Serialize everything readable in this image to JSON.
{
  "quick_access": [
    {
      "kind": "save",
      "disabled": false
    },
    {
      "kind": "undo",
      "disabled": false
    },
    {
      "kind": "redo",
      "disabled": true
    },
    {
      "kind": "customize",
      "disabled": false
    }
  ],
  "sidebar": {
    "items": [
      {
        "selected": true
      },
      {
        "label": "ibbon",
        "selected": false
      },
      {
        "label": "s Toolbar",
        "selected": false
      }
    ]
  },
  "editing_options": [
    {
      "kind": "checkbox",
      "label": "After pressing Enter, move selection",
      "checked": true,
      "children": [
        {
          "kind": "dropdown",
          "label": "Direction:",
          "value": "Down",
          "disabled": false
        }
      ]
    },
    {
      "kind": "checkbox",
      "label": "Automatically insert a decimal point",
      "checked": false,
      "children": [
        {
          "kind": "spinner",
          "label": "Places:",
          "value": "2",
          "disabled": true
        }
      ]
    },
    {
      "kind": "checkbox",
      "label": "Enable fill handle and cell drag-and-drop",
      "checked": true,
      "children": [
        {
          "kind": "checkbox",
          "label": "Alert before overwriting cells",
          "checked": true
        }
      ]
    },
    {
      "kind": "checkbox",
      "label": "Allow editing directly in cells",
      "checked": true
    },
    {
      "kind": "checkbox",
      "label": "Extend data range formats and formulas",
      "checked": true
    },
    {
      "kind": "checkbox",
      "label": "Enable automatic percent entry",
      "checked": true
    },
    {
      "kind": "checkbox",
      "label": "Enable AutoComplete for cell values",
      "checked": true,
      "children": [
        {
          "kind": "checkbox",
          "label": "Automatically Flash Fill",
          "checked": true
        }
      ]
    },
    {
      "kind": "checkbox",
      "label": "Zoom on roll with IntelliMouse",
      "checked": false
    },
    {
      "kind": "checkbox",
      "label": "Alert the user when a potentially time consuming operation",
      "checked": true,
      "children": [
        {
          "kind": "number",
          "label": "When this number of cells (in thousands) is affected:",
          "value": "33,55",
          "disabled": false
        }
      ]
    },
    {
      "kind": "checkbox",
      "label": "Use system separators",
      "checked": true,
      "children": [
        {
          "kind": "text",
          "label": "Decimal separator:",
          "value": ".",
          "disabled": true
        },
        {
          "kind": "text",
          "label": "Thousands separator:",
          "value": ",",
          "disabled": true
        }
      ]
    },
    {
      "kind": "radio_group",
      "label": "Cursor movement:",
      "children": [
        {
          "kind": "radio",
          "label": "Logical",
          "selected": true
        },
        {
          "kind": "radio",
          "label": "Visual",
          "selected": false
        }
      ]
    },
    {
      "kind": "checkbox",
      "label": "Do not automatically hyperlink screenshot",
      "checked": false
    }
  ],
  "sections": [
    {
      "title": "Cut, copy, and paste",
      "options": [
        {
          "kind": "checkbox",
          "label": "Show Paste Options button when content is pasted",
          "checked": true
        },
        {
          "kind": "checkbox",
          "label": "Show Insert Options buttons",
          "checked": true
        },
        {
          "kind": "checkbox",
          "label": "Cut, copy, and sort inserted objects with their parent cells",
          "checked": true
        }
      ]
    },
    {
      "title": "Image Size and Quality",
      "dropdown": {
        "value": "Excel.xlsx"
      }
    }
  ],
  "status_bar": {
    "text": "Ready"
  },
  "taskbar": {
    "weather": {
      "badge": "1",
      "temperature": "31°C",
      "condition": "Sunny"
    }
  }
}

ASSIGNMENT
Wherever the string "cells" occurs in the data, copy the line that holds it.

RESPONSE TO THE EXERCISE
          "label": "Alert before overwriting cells",
      "label": "Allow editing directly in cells",
          "label": "When this number of cells (in thousands) is affected:",
          "label": "Cut, copy, and sort inserted objects with their parent cells",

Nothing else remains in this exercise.